Ballots to decide city’s fate Nov. 3

       Votes will be counted Tuesday, Nov. 3 in a local election featuring two city ballot issues that have ominous implications for services provided to citizens by the City of Colorado Springs.

Firefighter Tadd Mauritson talks to young visitors about fire safety during an open house at Fire Station 3 Oct. 17. A total of 35 uniform positions in the City Fire Department are recommended for elimination in the 2010 city budget if Question 2C fails at the polls Nov. 3.
Westside Pioneer photo

       Also to be determined, for Westsiders and others living within School District 11's boundaries, are three new Board of Education members out of five candidates. There are five candidates for three D-11 board seats. They are Chyrese Exline, Sandra Mann, Al Loma, LuAnn Long and Delia Armstrong-Busby. Only Mann is an incumbent. Two other incumbents, Tami Hasling and John Gudvangen, have chosen not to run again. All D-11 board positions are at-large.
       Voters can return their ballots in person or by mail, as long as they reach city hands by 7 p.m. Nov. 3. Ballots received after that date can't be counted, even if postmarked before it.
       Question 2C, placed on the ballot by City Council, would raise city property taxes a total of 10 mills over five years (with the total property tax increase in 2013 estimated at $210 for people owning houses worth $262,000). Although the added revenue would go into the general fund, city officials have pledged that the money would be used to keep city government service levels from dropping below the levels they are now and to recoup, as much as possible, budget reductions from the previous two years.
       In the event 2C does not pass, City Manager Penny Culbreth-Graft has informed City Council that $29.3 million of cuts will be necessary in the 2010 budget, particularly in the areas of parks, police, fire and transit. (See related story, Page 6.)
       Specifically on the Westside, the West Center and Rock Ledge Ranch Historic Site would be shut down, and the elimination of the city's preservation planner position would stall the creation of a historic overlay to protect the Westside's older houses.
       Council would make the final decision on what to cut - a city budget schedule shows that occurring Dec. 8 - but “there is no way to avoid these reductions,” Graft cautions in a detailed explanation that appears on the city's website. “The 2010 budget represents a turning point for the City of Colorado Springs.
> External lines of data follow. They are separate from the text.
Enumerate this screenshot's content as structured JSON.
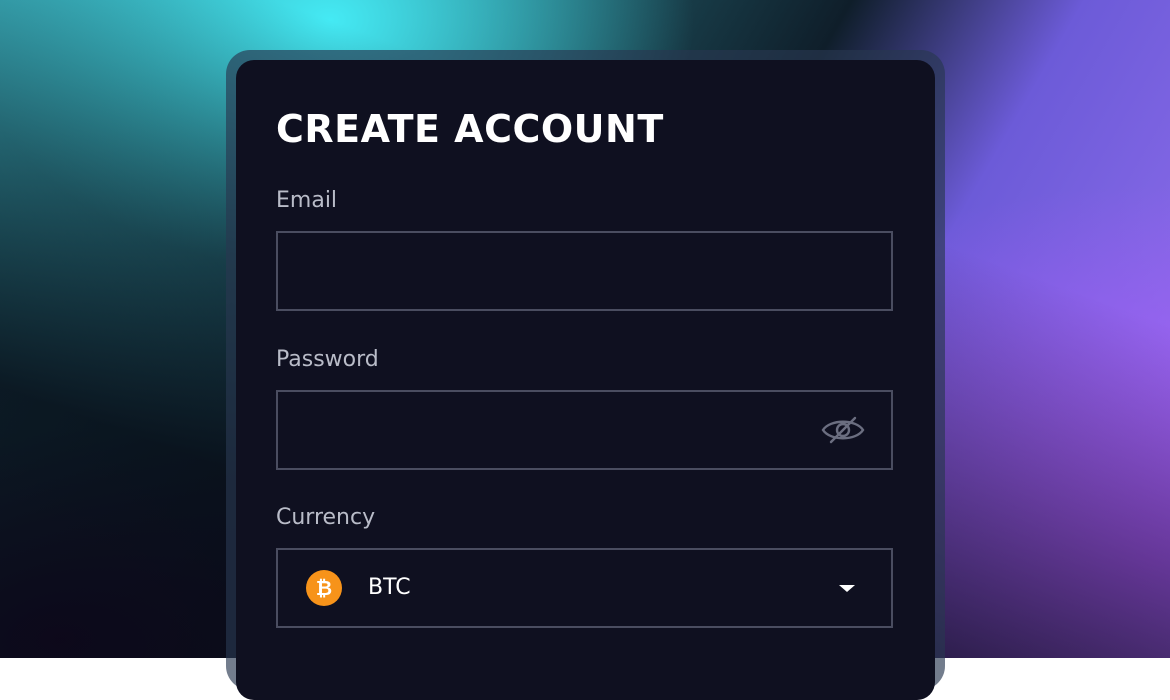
{
  "form": {
    "title": "CREATE ACCOUNT",
    "email": {
      "label": "Email",
      "value": "",
      "placeholder": ""
    },
    "password": {
      "label": "Password",
      "value": "",
      "placeholder": "",
      "toggle_icon": "eye-off-icon"
    },
    "currency": {
      "label": "Currency",
      "selected": "BTC",
      "icon": "bitcoin-icon",
      "icon_glyph": "₿",
      "icon_color": "#f7931a"
    }
  },
  "colors": {
    "card_background": "#0f1020",
    "field_border": "#4a4d60",
    "label_text": "#b9bcc8",
    "title_text": "#ffffff"
  }
}
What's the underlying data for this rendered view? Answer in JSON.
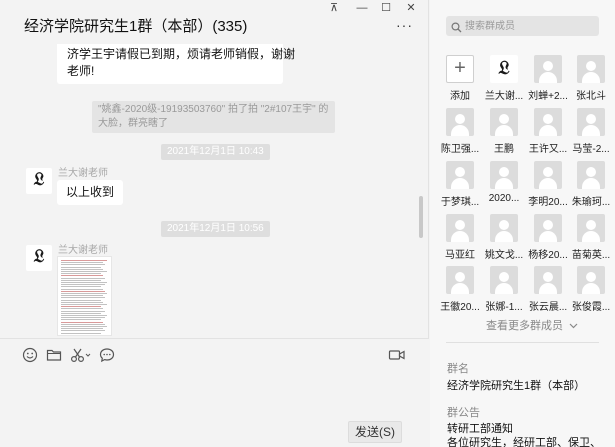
{
  "window": {
    "pin": "⊼",
    "minimize": "—",
    "maximize": "☐",
    "close": "✕"
  },
  "chat": {
    "title": "经济学院研究生1群（本部）(335)",
    "more": "···",
    "messages": {
      "first_line1": "济学王宇请假已到期，烦请老师销假，谢谢",
      "first_line2": "老师!",
      "sys_note_line1": "\"姚鑫-2020级-19193503760\" 拍了拍 \"2#107王宇\" 的",
      "sys_note_line2": "大脸，群亮瞎了",
      "time1": "2021年12月1日 10:43",
      "sender1": "兰大谢老师",
      "text1": "以上收到",
      "time2": "2021年12月1日 10:56",
      "sender2": "兰大谢老师"
    },
    "toolbar": {
      "emoji_icon": "smile-icon",
      "folder_icon": "folder-icon",
      "scissors_icon": "scissors-icon",
      "chat_icon": "chat-bubble-icon",
      "video_icon": "video-call-icon"
    },
    "send_label": "发送(S)"
  },
  "members": {
    "search_placeholder": "搜索群成员",
    "list": [
      {
        "name": "添加",
        "kind": "add"
      },
      {
        "name": "兰大谢...",
        "kind": "cal"
      },
      {
        "name": "刘蝉+2...",
        "kind": "default"
      },
      {
        "name": "张北斗",
        "kind": "default"
      },
      {
        "name": "陈卫强...",
        "kind": "default"
      },
      {
        "name": "王鹏",
        "kind": "default"
      },
      {
        "name": "王许又...",
        "kind": "default"
      },
      {
        "name": "马莹-2...",
        "kind": "default"
      },
      {
        "name": "于梦琪...",
        "kind": "default"
      },
      {
        "name": "2020...",
        "kind": "default"
      },
      {
        "name": "李明20...",
        "kind": "default"
      },
      {
        "name": "朱瑜珂...",
        "kind": "default"
      },
      {
        "name": "马亚红",
        "kind": "default"
      },
      {
        "name": "姚文戈...",
        "kind": "default"
      },
      {
        "name": "杨移20...",
        "kind": "default"
      },
      {
        "name": "苗菊英...",
        "kind": "default"
      },
      {
        "name": "王徽20...",
        "kind": "default"
      },
      {
        "name": "张娜-1...",
        "kind": "default"
      },
      {
        "name": "张云晨...",
        "kind": "default"
      },
      {
        "name": "张俊霞...",
        "kind": "default"
      }
    ],
    "view_more": "查看更多群成员",
    "group_name_label": "群名",
    "group_name": "经济学院研究生1群（本部）",
    "notice_label": "群公告",
    "notice_line1": "转研工部通知",
    "notice_line2": "各位研究生，经研工部、保卫、"
  }
}
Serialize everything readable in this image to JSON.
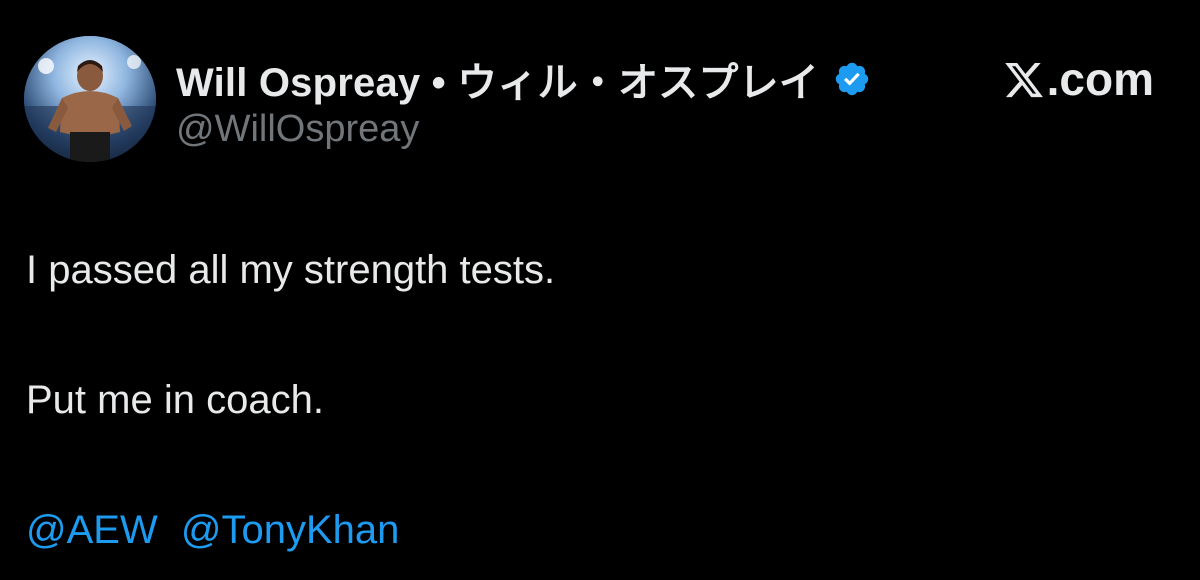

With cumulative reductions the city has already made, the city must now eliminate funding for entire service areas, reduce public safety services, and cut other community development and infrastructure programs.”
       Those opposing 2C have argued that higher taxes will strap the public during difficult economic times, that the city is not as bad off as it says and that without specific uses for the money the city cannot be trusted to spend it wisely.
       Question 300, initiated by long-time anti-tax leader Doug Bruce, would phase out (over eight years) $29.6 million in annual payments to the city's general fund from six of its enterprises. These six are Springs Utilities - which is responsible for more than 99 percent of the total - as well as Stormwater, Cemetery, Human Services Complex, Parking System and Valley Hi golf course.
       The city budget defines “enterprise funds” as those that “account for the acquisition, operation, and maintenance of the City's facilities and services which are entirely or predominantly supported by user charges or those for which the City has decided that periodic determination of the revenue earned, expenses incurred, and/or net income is appropriate for capital maintenance, public policy, management control, accountability, or other purposes.”
       Based on Question 300's phasing plan, the reduction the first year would be $3.7 million, with an additional, like amount tacked on the next year and every year thereafter for eight years - reaching $29.6 million as the permanent annual total reduction at that time.
       A published flyer, mailed to the public by 300's supporters, claims that the resulting savings would constitute less than 1 percent of the city's budget while “saving you $140 per year after year 7.” Advocates of 300 also insist that it will force the end of the Stormwater Enterprise (which has a $15.4 million budget, funded by user fees), but this conclusion is disputed by the City Attorney's Office.
       Opponents of 300 say the city's enterprises have logical ties to the city and that eliminating those payments to the general fund would trigger additional budget cutbacks. What these would be in the 2010 budget has not yet been identified. At the Oct. 26 City Council informal meeting, Council-member Randy Purvis - saying he sees a chance of 300 winning - asked Graft to come up with recommended cuts to equal $3.7 million. He did not suggest any himself, but requested also a list of what the city is paying exempt and non-exempt employees, as well as those that are retirement-eligible by the end of 2009 and those that will be within three years.
       Council has not discussed, so far, whether the city would have any incentive to keep its enterprises if 300 passes. Bruce has alleged over the years (although unsuccessfully in past elections and/or courtroom battles with the city) that the enterprises are not rightfully part of city business and, in the case of the Stormwater Enterprise, that its council-imposed fees circumvent the TABOR law he wrote that disallows tax increases without a vote.

Westside Pioneer article